acceptable to allow a teenager to do all the care for a person with special
needs. At the beginning of the movie, Gilbert narrates that the family was told
that Arnie would be lucky to live past ten (Hallström, 1994). Other than this
information, it does not appear that Arnie has had any other medical care for
his mental illnesses. This could also be a negative for the mental health
profession in supporting the idea that people with mental illnesses do not need
to visit a mental healthcare provider.

the journal article Glutamate synapses in
human cognitive disorders, the authors attempt to study the causes of various
cognitive disorders such as intellectual disability, autism spectrum disorder,
and schizophrenia. According to Volk, Chiu, Sharma, and Huganir, “Glutamatergic synapses convey most
of the fast-excitatory neurotransmission in the central nervous system (CNS),
and intact glutamate signaling is thus critical for the majority of sensory processing
and cognitive function. (2015).” With this idea, and mutations of this anatomy
can have devastating effects on functioning. In intellectual disability,
theories on how the disability developed have been tested and have been narrowed
down to gene mutation or environmental factors such as injuries during birth. However,
upon further review, the researcher found that many genes affect glutamatergic functions,
so gene abnormalities appear to be likely causes (Volk, Chiu, Sharma &
Huganir, 2015). Glutamate synapses could also be responsible in autism spectrum
disorders. The study states that, “early developmental time course of symptom
emergence in ASD…coincides with a period of rapid synapse formation and
maturation. (Volk et al, 2015). Perhaps mutation in the development period relates
to symptom emergence. This study seems to relate to the de novo mutations that
were apparent with autism spectrum disorder.
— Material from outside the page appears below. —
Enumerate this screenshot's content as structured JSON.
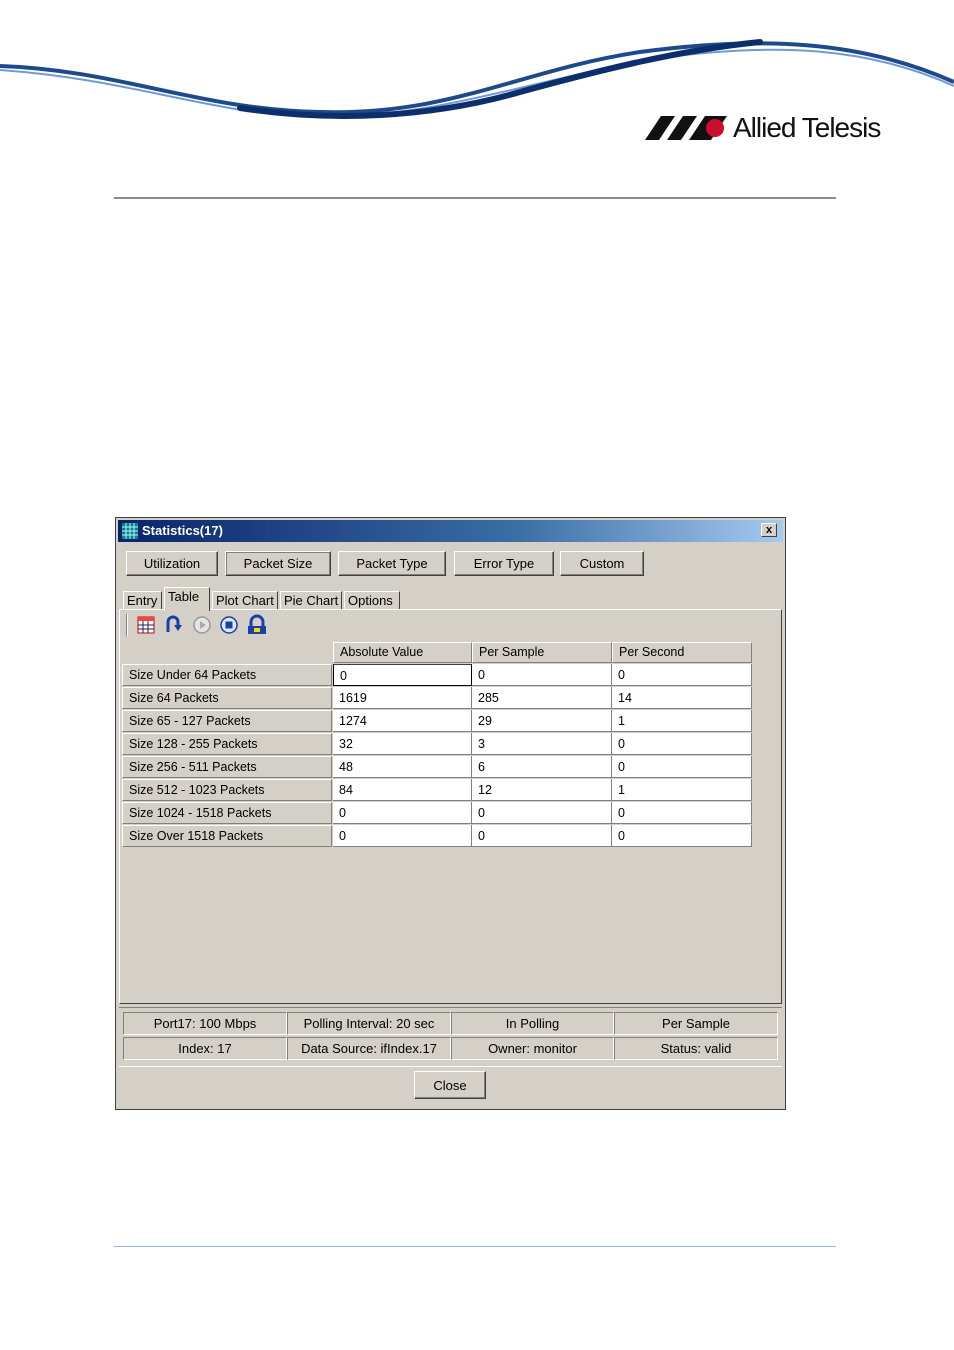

However, in the movie, there was
no explanation of Arnie’s development as an infant into a child, so it is
difficult to diagnose the exact cause of Arnie’s disabilities.